As we start to think more about 2020 and our teacher inquiry it is important to look back and ask, how well did I inquire last year. In this process I began to think about the planning for inquiry and the process of recording the changes I made. I also though about all the good intentions I had that didn't become reality.

Having been sick for the CoL meeting I spent a great deal of time looking at the Stocktake doc and thinking about what applied to me and how this could help me move forward in 2020.

Image result for teaching as inquiry

What worked well in 2019
In 2019 I developed a lot of ideas and tried a lot of things which gave lots of diversity in practice and learning opportunities. I had great success in reading and found that learner could rise to the high expectations and absorb a lot of new vocabulary in this area.

My Challenges in 2019
My biggest challenge was consistency in my approach and giving things time to work. I think this was due to a lack of forward planning at the beginning of my inquiry. While I did a lot of research I didn't have a clear vision for my class and when I believed something was not working I changed it possibly without enough hard evidence.

I also found the challenge of time. In my CoL across school role I am out of the classroom 2 day a week and this can also lead to a lack of consistency in my room.

The Support I need in 2020
I am going to reach out to other teachers and members of the Woolf Fisher research team and the Manaiakalani team to help me connect with effective practice in reading specifically around dialogic discussion and vocabulary. I want to have a clear idea of where I am heading before I leap in. I also want to have a strong foundation in research and more check point which I will need help developing and implementing as this will give me a richer picture of student achievement.

Friday, 6 March 2020

Manaiakalani Class Onair

This year I am continuing my role as a Manaiakalani Class Onair teacher. I am excited to keep sharing the learning that takes place in my classroom and extend on my won learning through watching myself teach on video and hearing feedback from teachers. 

This video shares a bit more about what you will see on my Manaiakalani Class Onair page.

There are many amazing teachers taking part in Manaiakalani Class Onair this year and many teacher who have contributed in the passed. You will find episodes ranging from year 1 to year 13 in many curriculum areas.

Here is a link to the site. I hope you will visit.

Friday, 14 February 2020

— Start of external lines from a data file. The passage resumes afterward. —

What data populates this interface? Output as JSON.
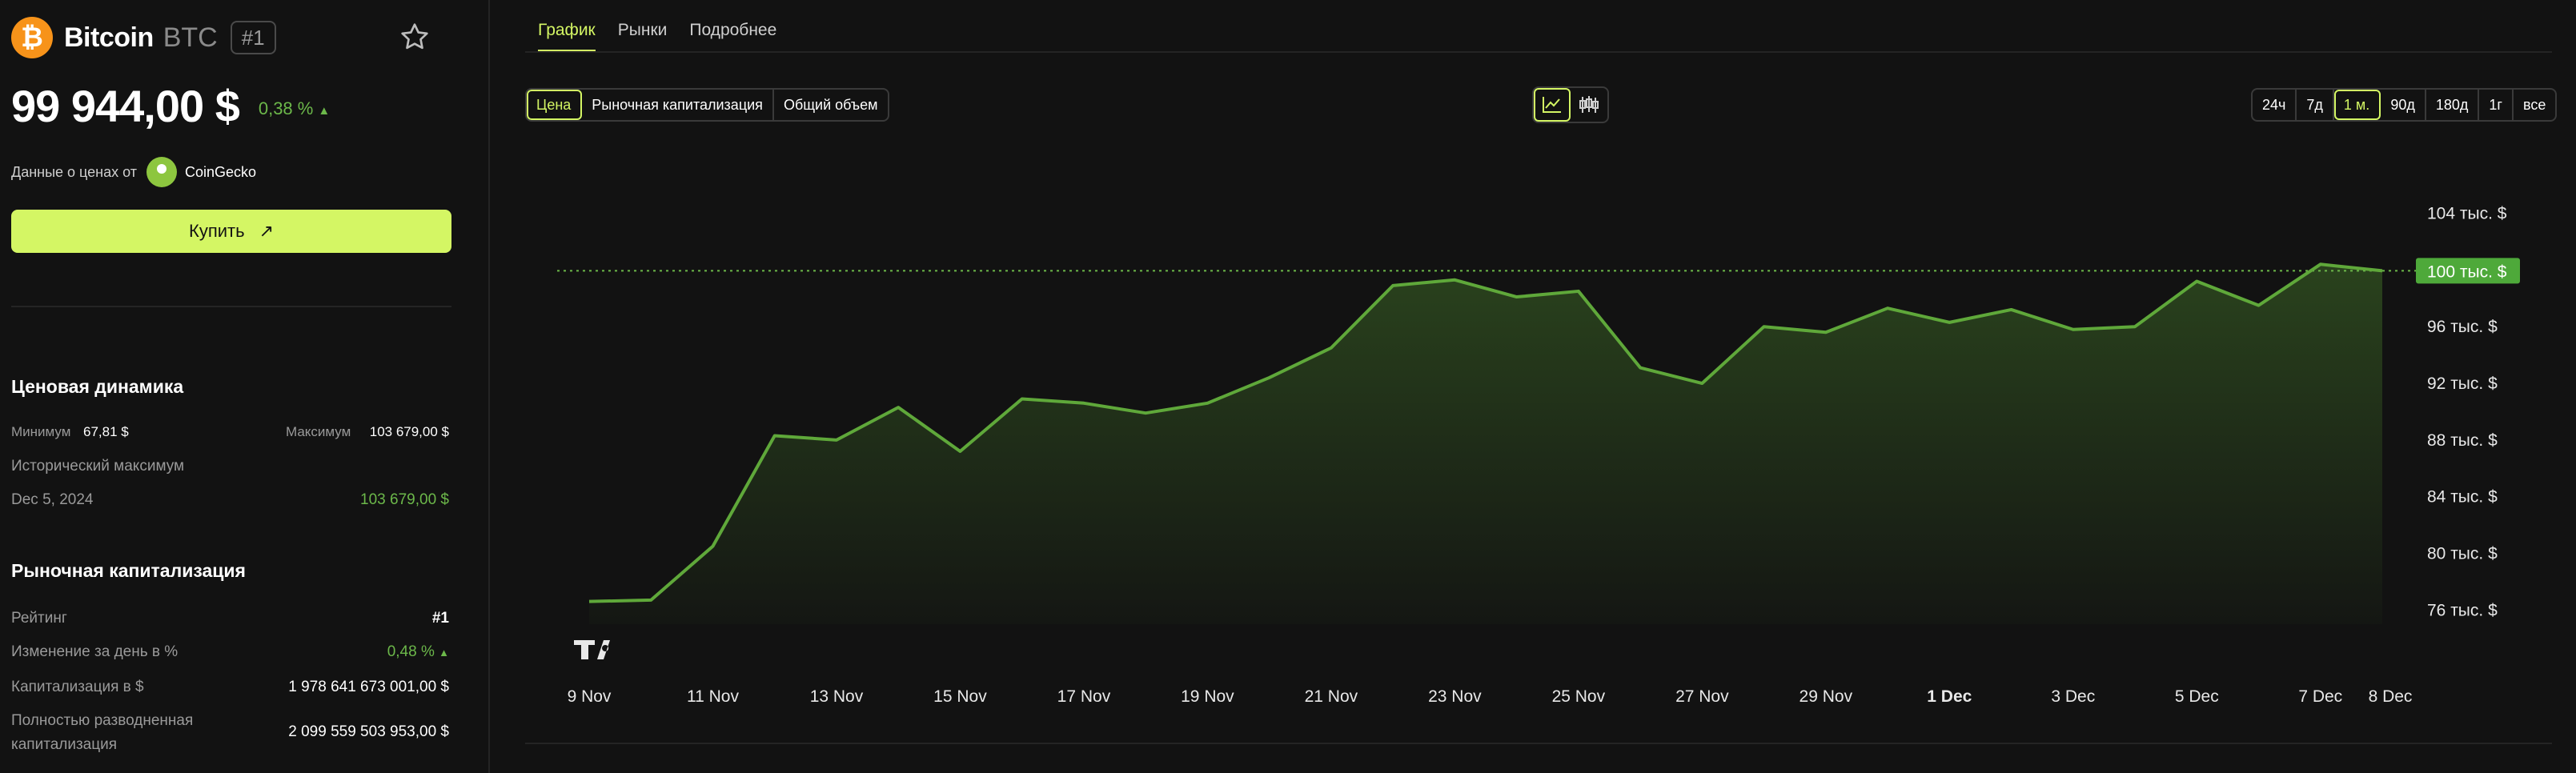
{
  "coin": {
    "logo_glyph": "₿",
    "name": "Bitcoin",
    "ticker": "BTC",
    "rank": "#1",
    "price": "99 944,00 $",
    "change": "0,38 %",
    "change_arrow": "▲"
  },
  "source": {
    "label": "Данные о ценах от",
    "name": "CoinGecko"
  },
  "buy": {
    "label": "Купить",
    "icon": "↗"
  },
  "dynamics": {
    "title": "Ценовая динамика",
    "min_label": "Минимум",
    "min_value": "67,81 $",
    "max_label": "Максимум",
    "max_value": "103 679,00 $",
    "ath_label": "Исторический максимум",
    "ath_date": "Dec 5, 2024",
    "ath_value": "103 679,00 $"
  },
  "market_cap": {
    "title": "Рыночная капитализация",
    "rating_label": "Рейтинг",
    "rating_value": "#1",
    "day_change_label": "Изменение за день в %",
    "day_change_value": "0,48 %",
    "day_change_arrow": "▲",
    "cap_label": "Капитализация в $",
    "cap_value": "1 978 641 673 001,00 $",
    "fdv_label_line1": "Полностью разводненная",
    "fdv_label_line2": "капитализация",
    "fdv_value": "2 099 559 503 953,00 $"
  },
  "tabs": [
    "График",
    "Рынки",
    "Подробнее"
  ],
  "metric_options": [
    "Цена",
    "Рыночная капитализация",
    "Общий объем"
  ],
  "range_options": [
    "24ч",
    "7д",
    "1 м.",
    "90д",
    "180д",
    "1г",
    "все"
  ],
  "colors": {
    "accent": "#d4f664",
    "up": "#6cb84a",
    "line": "#5fa83a"
  },
  "icons": {
    "line_chart": "line-chart-icon",
    "candles": "candlestick-icon",
    "star": "star-icon"
  },
  "chart_data": {
    "type": "area",
    "x_ticks": [
      "9 Nov",
      "11 Nov",
      "13 Nov",
      "15 Nov",
      "17 Nov",
      "19 Nov",
      "21 Nov",
      "23 Nov",
      "25 Nov",
      "27 Nov",
      "29 Nov",
      "1 Dec",
      "3 Dec",
      "5 Dec",
      "7 Dec",
      "8 Dec"
    ],
    "y_ticks": [
      "104 тыс. $",
      "100 тыс. $",
      "96 тыс. $",
      "92 тыс. $",
      "88 тыс. $",
      "84 тыс. $",
      "80 тыс. $",
      "76 тыс. $"
    ],
    "current_label": "100 тыс. $",
    "current_value": 99944,
    "ylim": [
      75000,
      105500
    ],
    "x": [
      "2024-11-09",
      "2024-11-10",
      "2024-11-11",
      "2024-11-12",
      "2024-11-13",
      "2024-11-14",
      "2024-11-15",
      "2024-11-16",
      "2024-11-17",
      "2024-11-18",
      "2024-11-19",
      "2024-11-20",
      "2024-11-21",
      "2024-11-22",
      "2024-11-23",
      "2024-11-24",
      "2024-11-25",
      "2024-11-26",
      "2024-11-27",
      "2024-11-28",
      "2024-11-29",
      "2024-11-30",
      "2024-12-01",
      "2024-12-02",
      "2024-12-03",
      "2024-12-04",
      "2024-12-05",
      "2024-12-06",
      "2024-12-07",
      "2024-12-08"
    ],
    "values": [
      76600,
      76700,
      80500,
      88300,
      88000,
      90300,
      87200,
      90900,
      90600,
      89900,
      90600,
      92400,
      94500,
      98900,
      99300,
      98100,
      98500,
      93100,
      92000,
      96000,
      95600,
      97300,
      96300,
      97200,
      95800,
      96000,
      99200,
      97500,
      100400,
      99944
    ]
  }
}
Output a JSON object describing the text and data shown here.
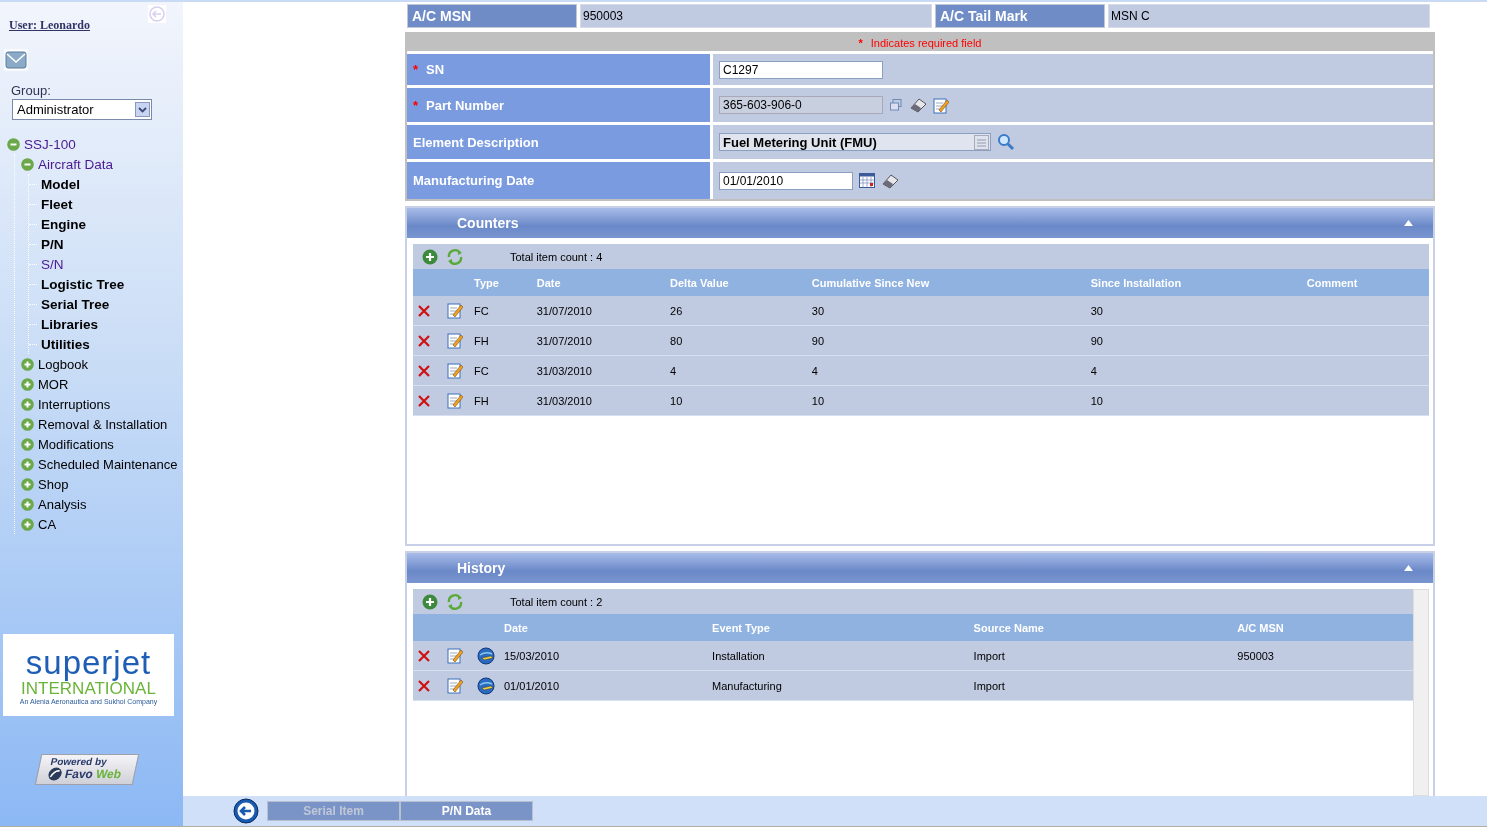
{
  "sidebar": {
    "user_link": "User: Leonardo",
    "group_label": "Group:",
    "group_value": "Administrator",
    "tree": [
      {
        "label": "SSJ-100",
        "expanded": true,
        "children": [
          {
            "label": "Aircraft Data",
            "expanded": true,
            "children": [
              {
                "label": "Model",
                "selected": false
              },
              {
                "label": "Fleet",
                "selected": false
              },
              {
                "label": "Engine",
                "selected": false
              },
              {
                "label": "P/N",
                "selected": false
              },
              {
                "label": "S/N",
                "selected": true
              },
              {
                "label": "Logistic Tree",
                "selected": false
              },
              {
                "label": "Serial Tree",
                "selected": false
              },
              {
                "label": "Libraries",
                "selected": false
              },
              {
                "label": "Utilities",
                "selected": false
              }
            ]
          },
          {
            "label": "Logbook",
            "expanded": false
          },
          {
            "label": "MOR",
            "expanded": false
          },
          {
            "label": "Interruptions",
            "expanded": false
          },
          {
            "label": "Removal & Installation",
            "expanded": false
          },
          {
            "label": "Modifications",
            "expanded": false
          },
          {
            "label": "Scheduled Maintenance",
            "expanded": false
          },
          {
            "label": "Shop",
            "expanded": false
          },
          {
            "label": "Analysis",
            "expanded": false
          },
          {
            "label": "CA",
            "expanded": false
          }
        ]
      }
    ],
    "logo": {
      "wordmark": "superjet",
      "name": "INTERNATIONAL",
      "tagline": "An Alenia Aeronautica and Sukhoi Company"
    },
    "powered_by": {
      "label": "Powered by",
      "brand_first": "Favo",
      "brand_second": "Web"
    }
  },
  "header": [
    {
      "label": "A/C MSN",
      "value": "950003"
    },
    {
      "label": "A/C Tail Mark",
      "value": "MSN C"
    }
  ],
  "required_note": {
    "mark": "*",
    "text": "Indicates required field"
  },
  "fields": [
    {
      "label": "SN",
      "required": true,
      "kind": "input",
      "value": "C1297"
    },
    {
      "label": "Part Number",
      "required": true,
      "kind": "readonly",
      "value": "365-603-906-0"
    },
    {
      "label": "Element Description",
      "required": false,
      "kind": "lookup",
      "value": "Fuel Metering Unit (FMU)"
    },
    {
      "label": "Manufacturing Date",
      "required": false,
      "kind": "date",
      "value": "01/01/2010"
    }
  ],
  "counters": {
    "title": "Counters",
    "expanded": true,
    "count": "Total item count : 4",
    "columns": [
      "Type",
      "Date",
      "Delta Value",
      "Cumulative Since New",
      "Since Installation",
      "Comment"
    ],
    "rows": [
      [
        "FC",
        "31/07/2010",
        "26",
        "30",
        "30",
        ""
      ],
      [
        "FH",
        "31/07/2010",
        "80",
        "90",
        "90",
        ""
      ],
      [
        "FC",
        "31/03/2010",
        "4",
        "4",
        "4",
        ""
      ],
      [
        "FH",
        "31/03/2010",
        "10",
        "10",
        "10",
        ""
      ]
    ]
  },
  "history": {
    "title": "History",
    "expanded": true,
    "count": "Total item count : 2",
    "columns": [
      "Date",
      "Event Type",
      "Source Name",
      "A/C MSN"
    ],
    "rows": [
      [
        "15/03/2010",
        "Installation",
        "Import",
        "950003"
      ],
      [
        "01/01/2010",
        "Manufacturing",
        "Import",
        ""
      ]
    ]
  },
  "bottom_tabs": [
    {
      "label": "Serial Item",
      "selected": true
    },
    {
      "label": "P/N Data",
      "selected": false
    }
  ]
}
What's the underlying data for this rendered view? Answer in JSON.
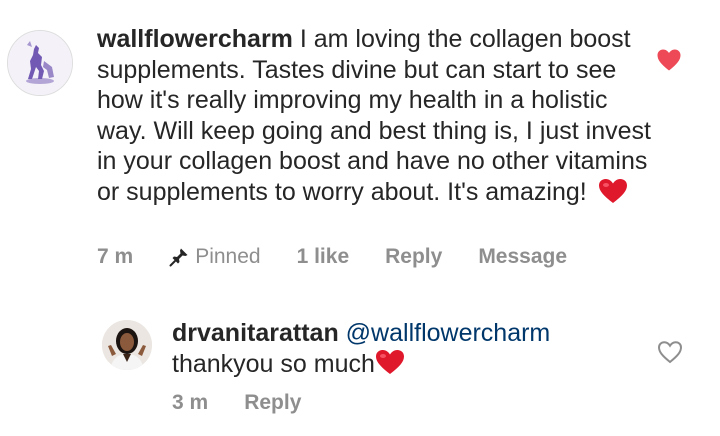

Focusing Inquiry 2020

My 2020 CoL Inquiry Focus:
Will increase discussion between learners and deliberate acts of teaching vocabulary improve achievement across multiple curriculum areas?

Manaiakalani Community of Learning is working together on this task using the expertise existing in of our community of learning. I have selected the achievement challenge of:

Lift the achievement in Reading for all students, with a particular focus on boys and Māori students (both genders) years 1-13
The teaching as inquiry framework I will continue to use in 2020 has been specifically co-constructed for Manaiakalani schools using our familiar Learn Create Share structure.

Throughout the year, I will be labelling my blog posts to reflect our Learn, Create, Share structure.

Learn - Gather Evidence
Create - Make a plan
Share - Publish
Learn - Scan
Create - Try new things
Share - Co-teach
Learn - Identify Trends
Create - Innovate
Share - Model
Learn - Hypothesise
Create - Implement
Share - Guide
Learn - Research
Create - Reflect
Share - Feedback
Learn - Reflect

Share - Reflect